When everything came together, which it did for many features, the iteration speed, quality, and developer experience matched or surpassed all of our goals and expectations. At times, it really felt like we were on the verge of changing the game for mobile development. Even though these experiences were highly encouraging, when we balanced the positives against the pain points plus the current needs and resources of our Engineering organization, we decided that it wasn’t right for us anymore.

The entire four-part series is worth a read, and the points made are backed up by Udacity. Though Udacity offers a React Nanodegree program, it seems React Native is not a good fit for the Udacity apps. Continual integration across platforms is a reported pain-point, exacerbated by the size of each app’s feature set.

React Native has a huge JavaScript library ecosystem to tap into, but as Udacity notes, it’s not always useful. A good example is the iPhone X; to ‘embrace the notch,’ developers must adhere to a ‘safe area’ on-screen. This helps text and displayed content from being hidden by the notch, but there’s no direct JavaScript library to address the issue. It’s a feature that’s straightforward to implement in Swift, but problematic with cross-platform frameworks like React.

Native tooling is its own concern; security is another. Google is now requiring Android app developers to support recent APIs that have stronger security features. That’s exactly the sort of thing far simpler to execute when an app is written in native languages (i.e., Java or Kotlin for Android).

There are also deep control issues to consider. APIs related to security are obviously critical, but so is the integrity of the App Store and Google Play. Apple has begun culling ‘white label’ apps from the App Store, with an addendum to its guidelines noting: “Apps created from a commercialized template or app generation service will be rejected.” As a result, developers are shipping fewer titles.

A likely reason is the tooling and services used by ‘out of scope’ apps. Services that allow people to drag-and-drop visual elements to create their own apps contributed to a densely packed App Store, and made it very hard for quality apps built by knowledgeable developers to stand out.
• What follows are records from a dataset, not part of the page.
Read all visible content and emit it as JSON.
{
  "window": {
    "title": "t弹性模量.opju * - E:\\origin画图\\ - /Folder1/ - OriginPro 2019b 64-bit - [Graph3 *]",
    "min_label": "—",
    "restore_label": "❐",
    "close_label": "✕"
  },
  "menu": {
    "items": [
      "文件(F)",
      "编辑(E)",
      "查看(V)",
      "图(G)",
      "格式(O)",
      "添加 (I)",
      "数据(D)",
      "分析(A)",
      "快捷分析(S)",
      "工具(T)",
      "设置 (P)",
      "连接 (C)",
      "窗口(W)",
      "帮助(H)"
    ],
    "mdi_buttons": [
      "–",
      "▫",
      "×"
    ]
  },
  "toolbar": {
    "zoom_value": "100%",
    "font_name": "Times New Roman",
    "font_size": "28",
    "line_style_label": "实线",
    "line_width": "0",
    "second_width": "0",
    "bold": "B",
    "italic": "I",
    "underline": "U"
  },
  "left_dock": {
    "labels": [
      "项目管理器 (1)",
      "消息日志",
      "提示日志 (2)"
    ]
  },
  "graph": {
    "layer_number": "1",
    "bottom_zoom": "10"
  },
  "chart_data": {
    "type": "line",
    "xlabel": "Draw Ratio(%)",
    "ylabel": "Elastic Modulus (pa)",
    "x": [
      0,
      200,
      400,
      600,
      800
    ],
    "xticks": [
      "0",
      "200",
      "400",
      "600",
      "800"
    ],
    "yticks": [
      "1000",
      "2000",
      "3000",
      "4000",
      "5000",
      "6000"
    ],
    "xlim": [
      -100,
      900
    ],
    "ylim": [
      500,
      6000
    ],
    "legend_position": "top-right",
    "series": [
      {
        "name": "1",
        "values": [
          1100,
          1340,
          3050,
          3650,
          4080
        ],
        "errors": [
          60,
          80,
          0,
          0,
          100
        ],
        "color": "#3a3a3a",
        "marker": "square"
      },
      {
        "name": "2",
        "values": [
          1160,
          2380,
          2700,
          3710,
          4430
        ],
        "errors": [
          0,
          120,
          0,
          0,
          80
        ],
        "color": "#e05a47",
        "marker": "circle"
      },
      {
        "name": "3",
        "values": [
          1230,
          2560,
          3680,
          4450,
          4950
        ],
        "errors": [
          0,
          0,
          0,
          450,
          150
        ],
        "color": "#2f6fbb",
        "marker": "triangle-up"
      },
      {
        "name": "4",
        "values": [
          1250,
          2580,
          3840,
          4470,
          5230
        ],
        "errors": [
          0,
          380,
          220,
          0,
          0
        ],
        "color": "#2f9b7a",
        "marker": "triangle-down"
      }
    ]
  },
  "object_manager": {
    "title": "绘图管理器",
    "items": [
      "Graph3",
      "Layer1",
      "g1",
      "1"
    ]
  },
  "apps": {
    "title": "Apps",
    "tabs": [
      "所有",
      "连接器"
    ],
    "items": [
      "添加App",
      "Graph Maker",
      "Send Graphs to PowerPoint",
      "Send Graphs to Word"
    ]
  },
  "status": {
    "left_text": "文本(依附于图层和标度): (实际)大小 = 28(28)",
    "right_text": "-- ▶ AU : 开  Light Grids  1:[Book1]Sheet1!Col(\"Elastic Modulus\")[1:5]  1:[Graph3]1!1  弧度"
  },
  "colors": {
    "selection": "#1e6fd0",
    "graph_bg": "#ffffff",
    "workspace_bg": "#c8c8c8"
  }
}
React Native may not be ‘doomed’ per se, but it’s not the silver bullet solution many developers hoped for. If you’re experienced in JavaScript and have an idea for a fairly simple mobile app, React Native is a good option. Still, as Airbnb and Udacity prove, true native apps will always be the best choice.

One Response to “Is React Native Doomed? Two Development Teams Speak Out”

  1. Steven Hines

    So long as iOS and Android continue to evolve along with the hardware on which they run, the volatility in these cross platform frameworks will persist. In my view its better to develop natively regardless of which of these cross platform tools you use, for any non trivial app you’ll eventually have to reach down into the native code to fix something or add feature that’s not practical to do within the framework.

    That said, React, Ionic, Flutter, etc have their place in enterprises as solutions for narrowly scoped, relatively short-lived mobile solution; where if a mobile solution becomes mission critical it can be transitioned to a native app.

    Another point to consider with regard to React specifically, is Facebook’s future viability. As they continue taking a partisan approach to meddling in politics and information dissemination, people will continue turning to other social media platforms and governments will seek to reduce its influence (e.g., Elizabeth Warren suggested breaking up Facebook and Google). Without Facebook backing how much would the React Native ecosystem rate of evolution slow?